#### Exercise prompt:
Leaving out the pictures, restate each record below word for word.

#### Source material:
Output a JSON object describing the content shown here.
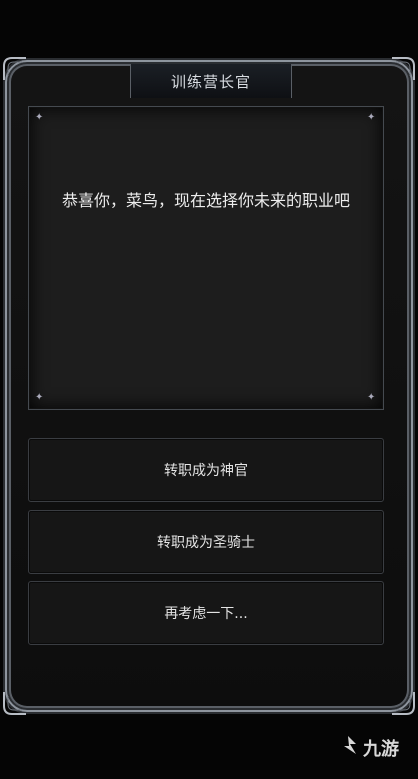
{
  "title": "训练营长官",
  "dialog": {
    "text": "恭喜你，菜鸟，现在选择你未来的职业吧"
  },
  "options": [
    {
      "label": "转职成为神官"
    },
    {
      "label": "转职成为圣骑士"
    },
    {
      "label": "再考虑一下..."
    }
  ],
  "watermark": {
    "text": "九游",
    "icon": "jiuyou-logo-icon"
  }
}
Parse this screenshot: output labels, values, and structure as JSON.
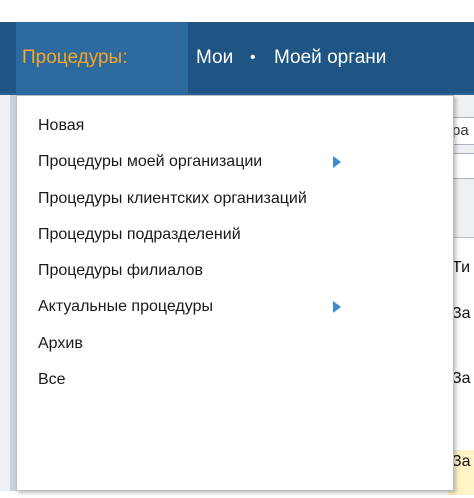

#### Solution for this problem:
Output a JSON object describing the content shown here.
{
  "title": "训练营长官",
  "dialog": {
    "text": "恭喜你，菜鸟，现在选择你未来的职业吧"
  },
  "options": [
    {
      "label": "转职成为神官"
    },
    {
      "label": "转职成为圣骑士"
    },
    {
      "label": "再考虑一下..."
    }
  ],
  "watermark": {
    "text": "九游",
    "icon": "jiuyou-logo-icon"
  }
}
Parse this screenshot: output labels, values, and structure as JSON.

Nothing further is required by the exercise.